So far, we have been looking at the 4.0L version of the 4Runner, but prior to 2010 Toyota made a 4Runner with a 4.7L engine, too. Naturally, this model has a worse gas mileage due to the bigger engine, and these souped up 4Runners got a combined mpg of 15.
In summary, there is very little separating the newer 4Runners in terms of fuel economy, and you have to go back quite a few years to 4Runners with a bit more under the hood to see any real differences.
Which 4Runner Years Are Most & Least Reliable?
Each Toyota 4Runner of the last decade has scored 80 or higher on J.D. Power’s reliability ratings, and the 2011 version is the highest of them all with a score of 85 and five out of five on Consumer Reports’ version of the ratings.
This model does currently have the second-highest number of recalls according to the NHTSA though, so we would suggest that the 2017 model is the most reliable year as it only scores one lower on J.D. Power’s reliability ratings but has half the number of recalls.
|JD Power||Consumer Reports|
|2022 = 82||(predicted) 4|
|2021 = 82||5|
|2020 = 80||4|
|2019 = 82||4|
|2018 = 81||5|
|2017 = 84||4|
|2016 = 81||4|
|2015 = 81||4|
|2014 = 81||5|
|2013 = 83||4|
|2012 = 84||5|
|2011 = 85||5|
4Runner Years With the Most Recalls
4Runners from the last decade have been somewhat plagued by airbag issues, specifically the risk of the frontal airbags exploding.

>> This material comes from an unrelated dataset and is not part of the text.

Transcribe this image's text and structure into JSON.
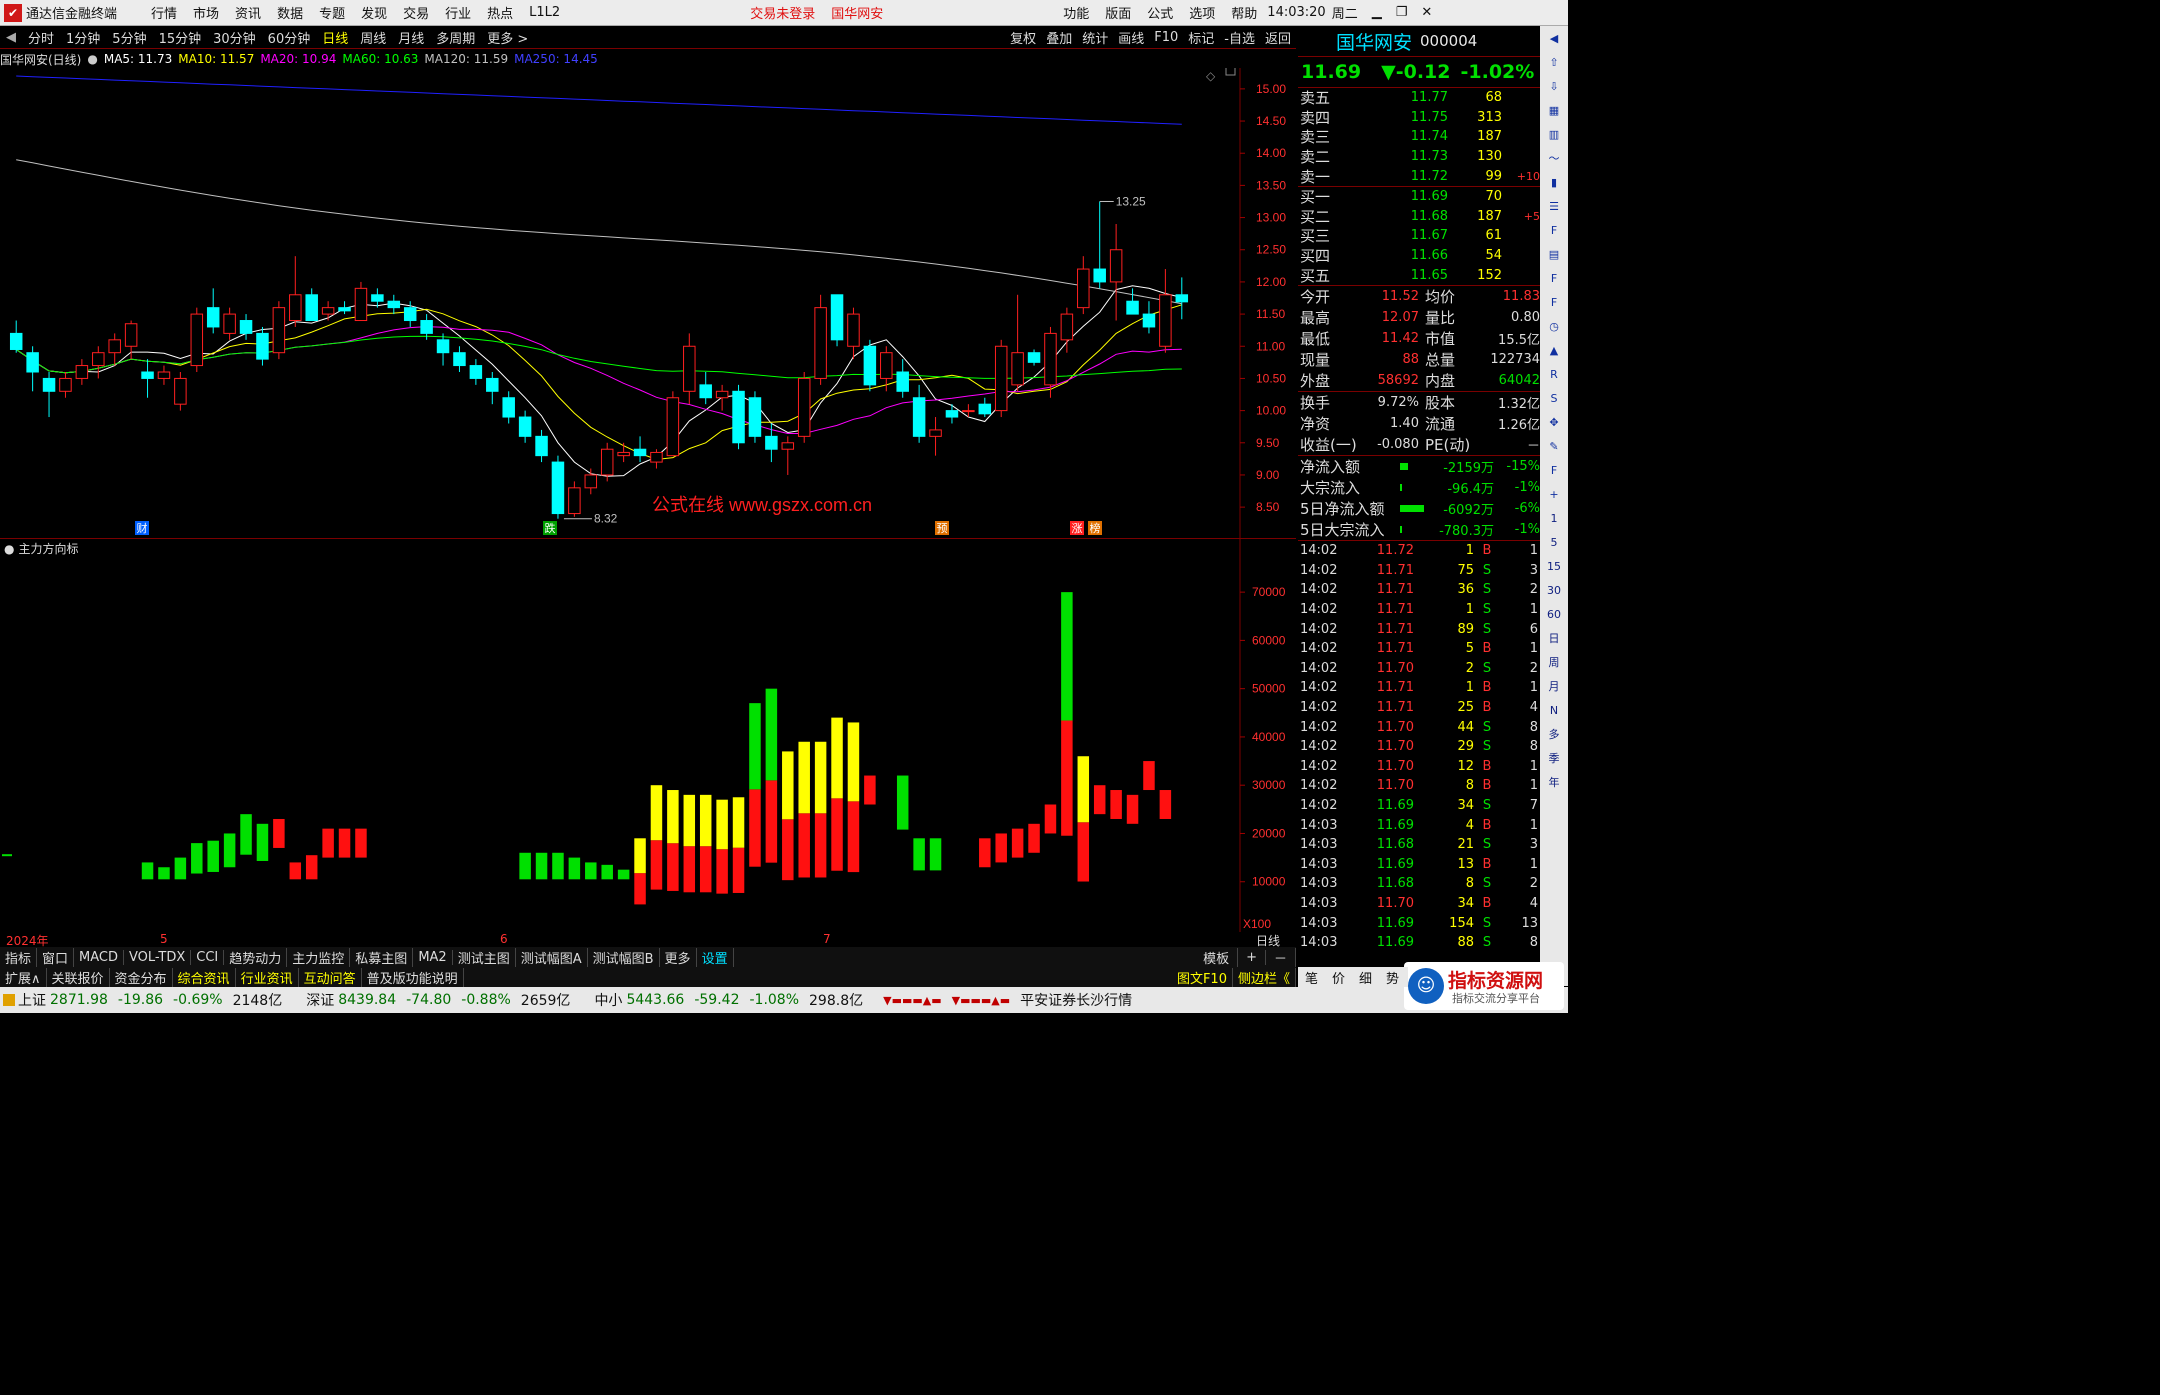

This problem caused numerous recalls from 2010-2016, but it seems to have been fixed in the 4Runner models that have been released since this period.
According to the NHTSA, the 2010 4Runner has had the most recalls out of the various models from the last twelve years, with a total of 12.
Out of these recalls, the most worrying were concerning airbags exploding (five recalls) and potential burns from touching the exhaust tip (two recalls). Damage to the seat heaters’ wiring and incorrect load carrying capacity labeling made up the rest of the recalls.
Behind the 2010 model is the 2011 4Runner with 10 recalls, which consisted of the same issues as the previous year’s.
The 2017 4Runner had less critical recalls, such as incorrect load information labeling and superficial parts detaching from the car, but as well as the incorrect labeling the 2018 and 2019 4Runners were recalled for loose steering/suspension fasteners and the risk of the fuel pump failing.
At the other end of the scale, the most recent 4Runners are the ones that currently have the least recalls – the 2020 and 2021 models share this prize, with no recalls between them.
Therefore, based on recalls alone, it looks as though a 2017 4Runner or one from the last couple of years is your best bet.
Data obtained from the NHTSA website
Final Thoughts – Worst 4Runner Years
Despite the various problems that the 4Runner range has experienced throughout its lifespan, it’s important to remember that no car is perfect, and all vehicles will start to display signs of wear and tear after having been driven long enough.
Generally speaking, the 4Runner is a reliable ride that suffers from less issues than many other cars no matter the year you choose.
That being said, there are years which seem to have treated drivers better than others, in particular the 2017 version, which was the first model in the newer fifth generation of 4Runners.
So shop with confidence if you’re buying a Toyota 4Runner, but remember that it’s always a good idea to check the car’s recall status by looking up its unique VIN number online to find out about any repairs that it may need.
This way, you can ask the owner or dealership if the car you’re interested in has been fixed or whether it might still suffer from any issues.